[SUPPLIED DATA]

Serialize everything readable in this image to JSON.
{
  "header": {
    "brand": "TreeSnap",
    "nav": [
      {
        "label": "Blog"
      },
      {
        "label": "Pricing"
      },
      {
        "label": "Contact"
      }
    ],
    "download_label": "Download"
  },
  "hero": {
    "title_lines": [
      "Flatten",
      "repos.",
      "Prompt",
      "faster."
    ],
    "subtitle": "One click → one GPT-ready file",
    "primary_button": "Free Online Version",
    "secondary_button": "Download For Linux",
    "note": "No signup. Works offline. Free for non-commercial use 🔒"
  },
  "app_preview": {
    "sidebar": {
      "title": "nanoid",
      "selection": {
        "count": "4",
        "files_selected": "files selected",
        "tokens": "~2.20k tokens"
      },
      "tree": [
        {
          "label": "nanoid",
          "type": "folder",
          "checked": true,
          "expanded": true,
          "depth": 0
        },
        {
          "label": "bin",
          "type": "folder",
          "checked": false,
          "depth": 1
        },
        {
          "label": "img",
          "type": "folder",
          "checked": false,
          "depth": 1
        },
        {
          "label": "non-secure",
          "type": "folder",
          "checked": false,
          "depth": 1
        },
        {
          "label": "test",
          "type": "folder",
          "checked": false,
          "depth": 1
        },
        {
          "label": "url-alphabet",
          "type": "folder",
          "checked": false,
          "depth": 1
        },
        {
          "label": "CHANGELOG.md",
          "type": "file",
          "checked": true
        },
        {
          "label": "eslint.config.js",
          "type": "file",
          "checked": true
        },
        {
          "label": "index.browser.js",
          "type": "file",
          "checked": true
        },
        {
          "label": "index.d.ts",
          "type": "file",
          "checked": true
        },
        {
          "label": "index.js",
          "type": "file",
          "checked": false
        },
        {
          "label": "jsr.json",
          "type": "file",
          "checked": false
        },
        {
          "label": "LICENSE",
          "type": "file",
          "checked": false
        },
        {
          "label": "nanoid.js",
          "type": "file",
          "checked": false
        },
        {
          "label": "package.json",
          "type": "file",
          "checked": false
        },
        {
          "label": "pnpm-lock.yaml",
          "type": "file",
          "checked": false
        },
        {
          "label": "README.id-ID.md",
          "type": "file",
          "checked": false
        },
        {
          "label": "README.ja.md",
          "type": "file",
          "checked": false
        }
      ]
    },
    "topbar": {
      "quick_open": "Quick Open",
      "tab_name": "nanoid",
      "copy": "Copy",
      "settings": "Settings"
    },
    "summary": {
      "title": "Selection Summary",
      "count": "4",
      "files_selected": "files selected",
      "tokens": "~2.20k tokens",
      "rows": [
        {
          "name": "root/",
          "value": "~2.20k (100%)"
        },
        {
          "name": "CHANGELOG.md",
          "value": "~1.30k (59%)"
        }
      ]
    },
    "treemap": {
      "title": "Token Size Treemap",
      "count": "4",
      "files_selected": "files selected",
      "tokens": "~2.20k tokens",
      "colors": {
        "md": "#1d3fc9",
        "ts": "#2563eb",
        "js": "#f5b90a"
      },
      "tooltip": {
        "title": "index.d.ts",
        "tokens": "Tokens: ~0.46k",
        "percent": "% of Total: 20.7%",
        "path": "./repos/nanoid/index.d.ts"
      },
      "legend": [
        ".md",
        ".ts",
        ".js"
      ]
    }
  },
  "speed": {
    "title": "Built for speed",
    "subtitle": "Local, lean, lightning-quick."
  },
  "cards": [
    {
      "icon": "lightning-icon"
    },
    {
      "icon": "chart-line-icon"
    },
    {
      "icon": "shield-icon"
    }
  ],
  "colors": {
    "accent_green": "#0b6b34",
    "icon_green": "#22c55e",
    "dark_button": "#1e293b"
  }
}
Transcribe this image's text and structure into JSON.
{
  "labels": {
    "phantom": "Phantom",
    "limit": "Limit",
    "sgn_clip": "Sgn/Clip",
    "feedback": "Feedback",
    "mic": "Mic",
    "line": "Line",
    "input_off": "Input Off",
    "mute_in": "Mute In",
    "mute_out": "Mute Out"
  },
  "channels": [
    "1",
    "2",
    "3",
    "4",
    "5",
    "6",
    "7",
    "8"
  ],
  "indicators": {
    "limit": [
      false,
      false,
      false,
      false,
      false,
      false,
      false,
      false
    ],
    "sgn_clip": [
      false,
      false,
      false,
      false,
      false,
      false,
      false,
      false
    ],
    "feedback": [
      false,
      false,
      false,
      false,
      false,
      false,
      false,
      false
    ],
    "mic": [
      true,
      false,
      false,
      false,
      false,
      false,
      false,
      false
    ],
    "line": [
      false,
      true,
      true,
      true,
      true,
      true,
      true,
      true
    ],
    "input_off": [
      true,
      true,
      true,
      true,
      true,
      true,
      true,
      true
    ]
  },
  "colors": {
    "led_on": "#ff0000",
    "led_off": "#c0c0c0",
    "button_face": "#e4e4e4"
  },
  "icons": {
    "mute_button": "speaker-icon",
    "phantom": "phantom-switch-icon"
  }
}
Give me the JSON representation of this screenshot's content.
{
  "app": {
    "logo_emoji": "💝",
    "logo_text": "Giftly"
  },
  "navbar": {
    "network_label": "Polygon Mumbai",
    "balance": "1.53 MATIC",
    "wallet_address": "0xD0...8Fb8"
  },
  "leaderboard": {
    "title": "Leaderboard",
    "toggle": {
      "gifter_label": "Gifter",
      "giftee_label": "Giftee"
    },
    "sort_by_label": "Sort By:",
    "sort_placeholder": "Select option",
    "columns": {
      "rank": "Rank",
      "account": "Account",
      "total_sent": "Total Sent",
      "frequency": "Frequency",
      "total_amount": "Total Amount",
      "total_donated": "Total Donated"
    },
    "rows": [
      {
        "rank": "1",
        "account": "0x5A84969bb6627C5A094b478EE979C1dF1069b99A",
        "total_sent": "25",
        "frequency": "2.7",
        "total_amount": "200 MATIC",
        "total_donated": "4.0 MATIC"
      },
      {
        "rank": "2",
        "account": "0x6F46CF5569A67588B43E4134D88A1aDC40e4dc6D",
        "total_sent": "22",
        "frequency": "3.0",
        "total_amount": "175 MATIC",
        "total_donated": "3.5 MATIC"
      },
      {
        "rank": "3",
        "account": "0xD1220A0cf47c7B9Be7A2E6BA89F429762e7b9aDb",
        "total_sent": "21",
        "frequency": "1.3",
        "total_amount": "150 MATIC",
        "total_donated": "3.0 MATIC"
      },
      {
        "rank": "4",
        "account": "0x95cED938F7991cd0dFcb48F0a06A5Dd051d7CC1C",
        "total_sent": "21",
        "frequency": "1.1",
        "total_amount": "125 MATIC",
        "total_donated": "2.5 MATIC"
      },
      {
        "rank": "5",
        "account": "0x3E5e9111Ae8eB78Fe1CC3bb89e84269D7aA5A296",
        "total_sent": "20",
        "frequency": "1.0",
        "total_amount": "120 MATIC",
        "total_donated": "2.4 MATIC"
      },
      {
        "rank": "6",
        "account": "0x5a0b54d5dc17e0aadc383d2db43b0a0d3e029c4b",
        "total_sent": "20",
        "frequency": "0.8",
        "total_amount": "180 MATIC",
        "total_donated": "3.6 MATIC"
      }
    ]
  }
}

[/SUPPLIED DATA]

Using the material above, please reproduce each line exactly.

## RESULT OF THE EXERCISE
Serialize everything readable in this image to JSON.
{
  "header": {
    "brand": "TreeSnap",
    "nav": [
      {
        "label": "Blog"
      },
      {
        "label": "Pricing"
      },
      {
        "label": "Contact"
      }
    ],
    "download_label": "Download"
  },
  "hero": {
    "title_lines": [
      "Flatten",
      "repos.",
      "Prompt",
      "faster."
    ],
    "subtitle": "One click → one GPT-ready file",
    "primary_button": "Free Online Version",
    "secondary_button": "Download For Linux",
    "note": "No signup. Works offline. Free for non-commercial use 🔒"
  },
  "app_preview": {
    "sidebar": {
      "title": "nanoid",
      "selection": {
        "count": "4",
        "files_selected": "files selected",
        "tokens": "~2.20k tokens"
      },
      "tree": [
        {
          "label": "nanoid",
          "type": "folder",
          "checked": true,
          "expanded": true,
          "depth": 0
        },
        {
          "label": "bin",
          "type": "folder",
          "checked": false,
          "depth": 1
        },
        {
          "label": "img",
          "type": "folder",
          "checked": false,
          "depth": 1
        },
        {
          "label": "non-secure",
          "type": "folder",
          "checked": false,
          "depth": 1
        },
        {
          "label": "test",
          "type": "folder",
          "checked": false,
          "depth": 1
        },
        {
          "label": "url-alphabet",
          "type": "folder",
          "checked": false,
          "depth": 1
        },
        {
          "label": "CHANGELOG.md",
          "type": "file",
          "checked": true
        },
        {
          "label": "eslint.config.js",
          "type": "file",
          "checked": true
        },
        {
          "label": "index.browser.js",
          "type": "file",
          "checked": true
        },
        {
          "label": "index.d.ts",
          "type": "file",
          "checked": true
        },
        {
          "label": "index.js",
          "type": "file",
          "checked": false
        },
        {
          "label": "jsr.json",
          "type": "file",
          "checked": false
        },
        {
          "label": "LICENSE",
          "type": "file",
          "checked": false
        },
        {
          "label": "nanoid.js",
          "type": "file",
          "checked": false
        },
        {
          "label": "package.json",
          "type": "file",
          "checked": false
        },
        {
          "label": "pnpm-lock.yaml",
          "type": "file",
          "checked": false
        },
        {
          "label": "README.id-ID.md",
          "type": "file",
          "checked": false
        },
        {
          "label": "README.ja.md",
          "type": "file",
          "checked": false
        }
      ]
    },
    "topbar": {
      "quick_open": "Quick Open",
      "tab_name": "nanoid",
      "copy": "Copy",
      "settings": "Settings"
    },
    "summary": {
      "title": "Selection Summary",
      "count": "4",
      "files_selected": "files selected",
      "tokens": "~2.20k tokens",
      "rows": [
        {
          "name": "root/",
          "value": "~2.20k (100%)"
        },
        {
          "name": "CHANGELOG.md",
          "value": "~1.30k (59%)"
        }
      ]
    },
    "treemap": {
      "title": "Token Size Treemap",
      "count": "4",
      "files_selected": "files selected",
      "tokens": "~2.20k tokens",
      "colors": {
        "md": "#1d3fc9",
        "ts": "#2563eb",
        "js": "#f5b90a"
      },
      "tooltip": {
        "title": "index.d.ts",
        "tokens": "Tokens: ~0.46k",
        "percent": "% of Total: 20.7%",
        "path": "./repos/nanoid/index.d.ts"
      },
      "legend": [
        ".md",
        ".ts",
        ".js"
      ]
    }
  },
  "speed": {
    "title": "Built for speed",
    "subtitle": "Local, lean, lightning-quick."
  },
  "cards": [
    {
      "icon": "lightning-icon"
    },
    {
      "icon": "chart-line-icon"
    },
    {
      "icon": "shield-icon"
    }
  ],
  "colors": {
    "accent_green": "#0b6b34",
    "icon_green": "#22c55e",
    "dark_button": "#1e293b"
  }
}
Transcribe this image's text and structure into JSON.
{
  "labels": {
    "phantom": "Phantom",
    "limit": "Limit",
    "sgn_clip": "Sgn/Clip",
    "feedback": "Feedback",
    "mic": "Mic",
    "line": "Line",
    "input_off": "Input Off",
    "mute_in": "Mute In",
    "mute_out": "Mute Out"
  },
  "channels": [
    "1",
    "2",
    "3",
    "4",
    "5",
    "6",
    "7",
    "8"
  ],
  "indicators": {
    "limit": [
      false,
      false,
      false,
      false,
      false,
      false,
      false,
      false
    ],
    "sgn_clip": [
      false,
      false,
      false,
      false,
      false,
      false,
      false,
      false
    ],
    "feedback": [
      false,
      false,
      false,
      false,
      false,
      false,
      false,
      false
    ],
    "mic": [
      true,
      false,
      false,
      false,
      false,
      false,
      false,
      false
    ],
    "line": [
      false,
      true,
      true,
      true,
      true,
      true,
      true,
      true
    ],
    "input_off": [
      true,
      true,
      true,
      true,
      true,
      true,
      true,
      true
    ]
  },
  "colors": {
    "led_on": "#ff0000",
    "led_off": "#c0c0c0",
    "button_face": "#e4e4e4"
  },
  "icons": {
    "mute_button": "speaker-icon",
    "phantom": "phantom-switch-icon"
  }
}
Give me the JSON representation of this screenshot's content.
{
  "app": {
    "logo_emoji": "💝",
    "logo_text": "Giftly"
  },
  "navbar": {
    "network_label": "Polygon Mumbai",
    "balance": "1.53 MATIC",
    "wallet_address": "0xD0...8Fb8"
  },
  "leaderboard": {
    "title": "Leaderboard",
    "toggle": {
      "gifter_label": "Gifter",
      "giftee_label": "Giftee"
    },
    "sort_by_label": "Sort By:",
    "sort_placeholder": "Select option",
    "columns": {
      "rank": "Rank",
      "account": "Account",
      "total_sent": "Total Sent",
      "frequency": "Frequency",
      "total_amount": "Total Amount",
      "total_donated": "Total Donated"
    },
    "rows": [
      {
        "rank": "1",
        "account": "0x5A84969bb6627C5A094b478EE979C1dF1069b99A",
        "total_sent": "25",
        "frequency": "2.7",
        "total_amount": "200 MATIC",
        "total_donated": "4.0 MATIC"
      },
      {
        "rank": "2",
        "account": "0x6F46CF5569A67588B43E4134D88A1aDC40e4dc6D",
        "total_sent": "22",
        "frequency": "3.0",
        "total_amount": "175 MATIC",
        "total_donated": "3.5 MATIC"
      },
      {
        "rank": "3",
        "account": "0xD1220A0cf47c7B9Be7A2E6BA89F429762e7b9aDb",
        "total_sent": "21",
        "frequency": "1.3",
        "total_amount": "150 MATIC",
        "total_donated": "3.0 MATIC"
      },
      {
        "rank": "4",
        "account": "0x95cED938F7991cd0dFcb48F0a06A5Dd051d7CC1C",
        "total_sent": "21",
        "frequency": "1.1",
        "total_amount": "125 MATIC",
        "total_donated": "2.5 MATIC"
      },
      {
        "rank": "5",
        "account": "0x3E5e9111Ae8eB78Fe1CC3bb89e84269D7aA5A296",
        "total_sent": "20",
        "frequency": "1.0",
        "total_amount": "120 MATIC",
        "total_donated": "2.4 MATIC"
      },
      {
        "rank": "6",
        "account": "0x5a0b54d5dc17e0aadc383d2db43b0a0d3e029c4b",
        "total_sent": "20",
        "frequency": "0.8",
        "total_amount": "180 MATIC",
        "total_donated": "3.6 MATIC"
      }
    ]
  }
}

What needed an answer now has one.